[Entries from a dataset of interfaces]
--------------------

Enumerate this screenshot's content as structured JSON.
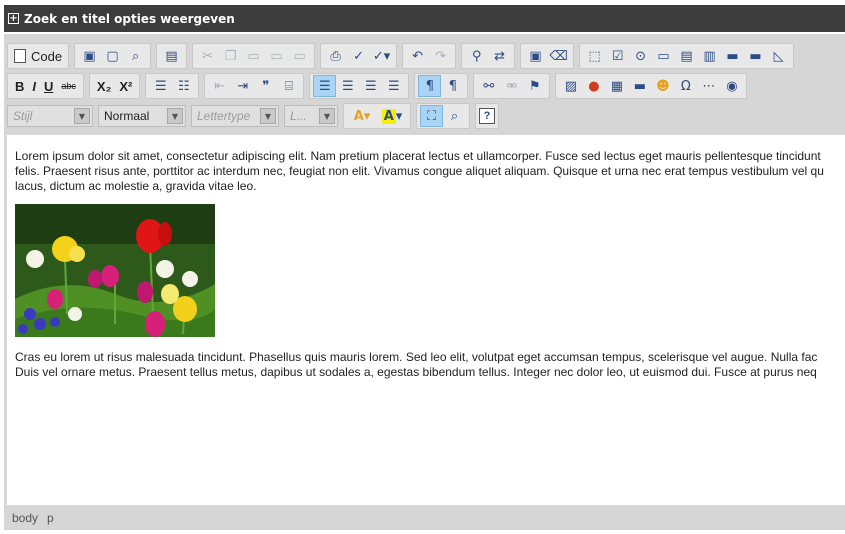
{
  "titlebar": {
    "toggle_glyph": "+",
    "label": "Zoek en titel opties weergeven"
  },
  "toolbar": {
    "code_label": "Code",
    "bold_label": "B",
    "italic_label": "I",
    "underline_label": "U",
    "strike_label": "abc",
    "subscript_label": "X₂",
    "superscript_label": "X²",
    "style_combo": "Stijl",
    "format_combo": "Normaal",
    "font_combo": "Lettertype",
    "size_combo": "L...",
    "help_label": "?"
  },
  "content": {
    "paragraph1": [
      "Lorem ipsum dolor sit amet, consectetur adipiscing elit. Nam pretium placerat lectus et ullamcorper. Fusce sed lectus eget mauris pellentesque tincidunt",
      "felis. Praesent risus ante, porttitor ac interdum nec, feugiat non elit. Vivamus congue aliquet aliquam. Quisque et urna nec erat tempus vestibulum vel qu",
      "lacus, dictum ac molestie a, gravida vitae leo."
    ],
    "paragraph2": [
      "Cras eu lorem ut risus malesuada tincidunt. Phasellus quis mauris lorem. Sed leo elit, volutpat eget accumsan tempus, scelerisque vel augue. Nulla fac",
      "Duis vel ornare metus. Praesent tellus metus, dapibus ut sodales a, egestas bibendum tellus. Integer nec dolor leo, ut euismod dui. Fusce at purus neq"
    ]
  },
  "statusbar": {
    "path": [
      "body",
      "p"
    ]
  },
  "colors": {
    "accent_icon": "#2b4c86",
    "active_button": "#aad4f5",
    "titlebar_bg": "#3c3c3c",
    "editor_bg": "#d6d6d6"
  }
}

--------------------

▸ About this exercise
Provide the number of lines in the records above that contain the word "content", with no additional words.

▸ Task result
2